Early-stage pancreatic cancer rarely causes signs or symptoms, which can make it hard to diagnose. Symptoms often only appear once the cancer is large enough to affect nearby organs or has spread. Symptoms can also be vague and come and go with varying severity for each person.
The symptoms listed below do not necessarily mean that you have cancer and can be caused by other, less serious conditions.
However, if you are persistently experiencing any, or several of the following symptoms we urge you to see your doctor and reference pancreatic cancer. If pancreatic cancer is found early, it is more treatable.
Signs and symptoms of pancreatic cancer include:
- Abdominal and mid-back pain
- Unexplained weight loss
- Yellow skin or eyes
- Change in stool
- New-onset diabetes
- Digestive problems
- Loss of appetite
- Mood change
- Blood clots
- Itchiness of the skin
Pancreatic neuroendocrine tumours (PNETs) produce excess hormones, they can also have symptoms such as:
- Too much sugar in the blood (hyperglycaemia)
- A drop in blood sugar (hypoglycaemia)
- Blurred vision
- Excessive thirst
- Increased urination
Find resources to help understand and navigate pancreatic cancer on our Resources page
Early detection and screening tests
Currently, there is no established way to test or find pancreatic cancer early. There are several reasons for this, including:
- The location of the pancreas, deep inside the abdomen makes it difficult for a doctor to feel or see a tumour during a physical exam.
- Symptoms of pancreatic cancer are often vague and develop over time.
- There are no proven biomarkers (molecular signals) that can be tested to indicate early-stage pancreatic cancer.
Avner Pancreatic Cancer Foundation is working with the research community to better understand pancreatic cancer biomarkers and develop tests for early diagnosis.
Screening tests help detect cancer in people who do not have any symptoms. There are useful screening tests for certain types of cancer, such as breast cancer and bowel cancer.
Currently, it is not possible to test all the population for pancreatic cancer, however, there are some programs in Australia screening people at high risk of pancreatic cancer. Screening cannot stop you getting cancer, but it can help to find it early when it is much easier to treat or cure.
If you are concerned you may be at a high risk of pancreatic cancer, please speak to your doctor.

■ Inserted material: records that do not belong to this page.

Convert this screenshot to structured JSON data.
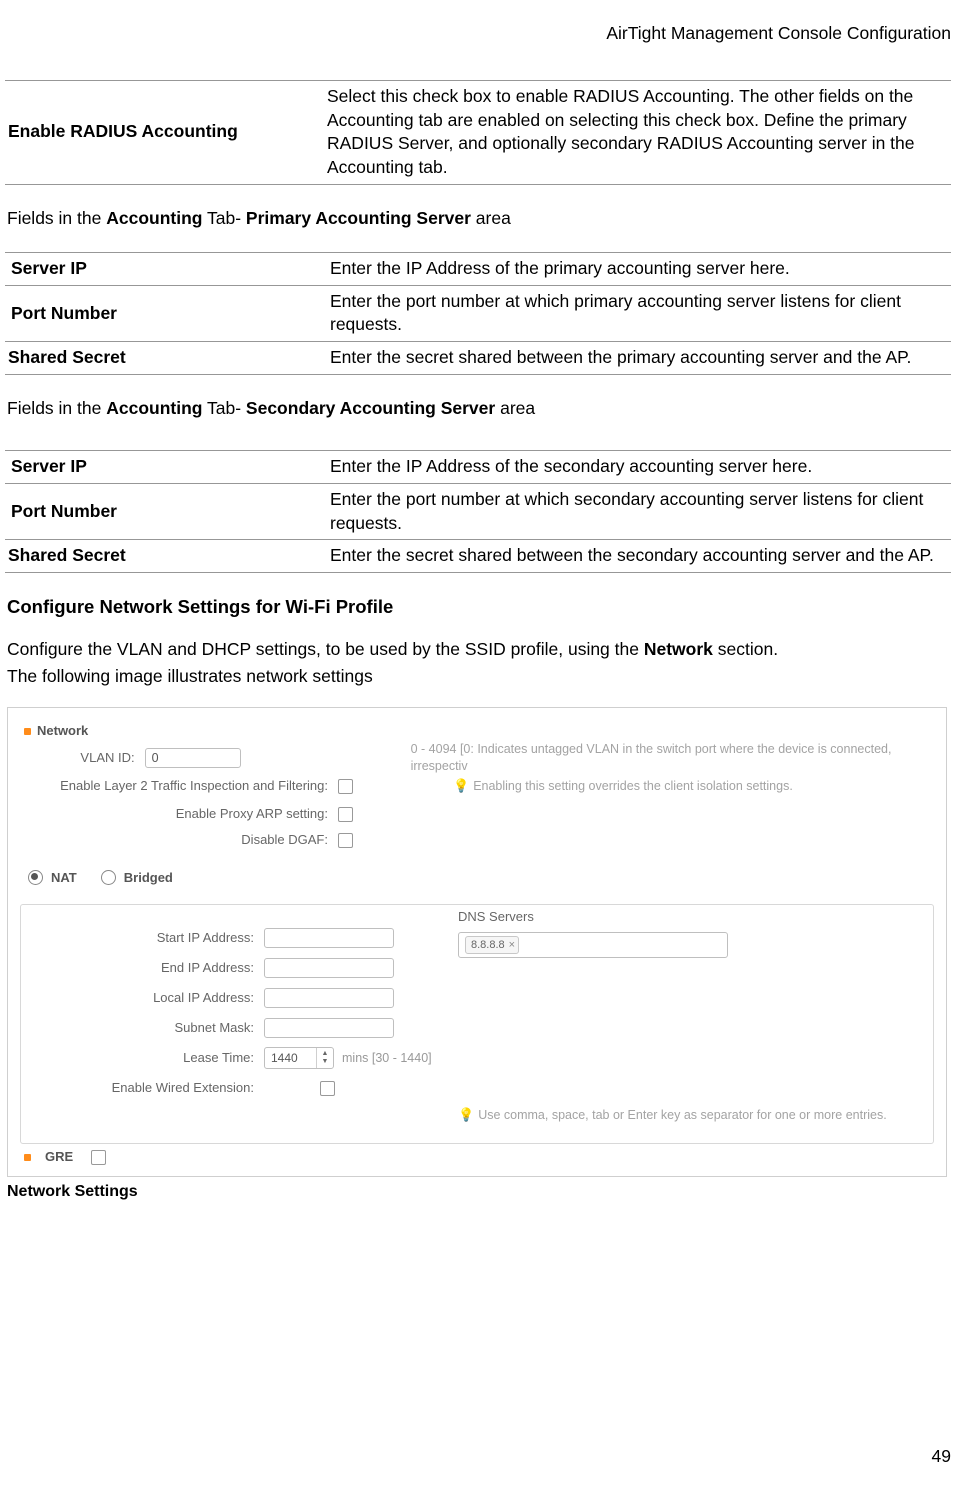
{
  "header": {
    "title": "AirTight Management Console Configuration"
  },
  "page_number": "49",
  "table_radius": {
    "rows": [
      {
        "name": "Enable RADIUS Accounting",
        "desc": "Select this check box to enable RADIUS Accounting. The other fields on the Accounting tab are enabled on selecting this check box. Define the primary RADIUS Server, and optionally secondary RADIUS Accounting server in the Accounting tab."
      }
    ]
  },
  "sec_primary": {
    "pre": "Fields in the ",
    "b1": "Accounting",
    "mid": " Tab- ",
    "b2": "Primary Accounting Server",
    "post": " area"
  },
  "table_primary": {
    "rows": [
      {
        "name": "Server IP",
        "desc": "Enter the IP Address of the primary accounting server here."
      },
      {
        "name": "Port Number",
        "desc": "Enter the port number at which primary accounting server listens for client requests."
      },
      {
        "name": "Shared Secret",
        "desc": "Enter the secret shared between the primary accounting server and the AP."
      }
    ]
  },
  "sec_secondary": {
    "pre": "Fields in the ",
    "b1": "Accounting",
    "mid": " Tab- ",
    "b2": "Secondary Accounting Server",
    "post": " area"
  },
  "table_secondary": {
    "rows": [
      {
        "name": "Server IP",
        "desc": "Enter the IP Address of the secondary accounting server here."
      },
      {
        "name": "Port Number",
        "desc": "Enter the port number at which secondary accounting server listens for client requests."
      },
      {
        "name": "Shared Secret",
        "desc": "Enter the secret shared between the secondary accounting server and the AP."
      }
    ]
  },
  "heading_network": "Configure Network Settings for Wi-Fi Profile",
  "para1_pre": "Configure the VLAN and DHCP settings, to be used by the SSID profile, using the ",
  "para1_b": "Network",
  "para1_post": " section.",
  "para2": "The following image illustrates network settings",
  "fig": {
    "section": "Network",
    "vlan_label": "VLAN ID:",
    "vlan_value": "0",
    "vlan_hint": "0 - 4094 [0: Indicates untagged VLAN in the switch port where the device is connected, irrespectiv",
    "l2_label": "Enable Layer 2 Traffic Inspection and Filtering:",
    "l2_hint": "Enabling this setting overrides the client isolation settings.",
    "proxy_label": "Enable Proxy ARP setting:",
    "dgaf_label": "Disable DGAF:",
    "nat_label": "NAT",
    "bridged_label": "Bridged",
    "start_ip": "Start IP Address:",
    "end_ip": "End IP Address:",
    "local_ip": "Local IP Address:",
    "subnet": "Subnet Mask:",
    "lease": "Lease Time:",
    "lease_value": "1440",
    "lease_hint": "mins [30 - 1440]",
    "wired": "Enable Wired Extension:",
    "dns_title": "DNS Servers",
    "dns_tag": "8.8.8.8",
    "dns_hint": "Use comma, space, tab or Enter key as separator for one or more entries.",
    "gre": "GRE"
  },
  "caption": "Network Settings"
}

To learn more about familial pancreatic cancer or to register for a screening trial in Australia, please visit the Australian Pancreatic Cancer Genome Initiative or contact the screening trial coordinator, Tanya Dwarte email@example.com.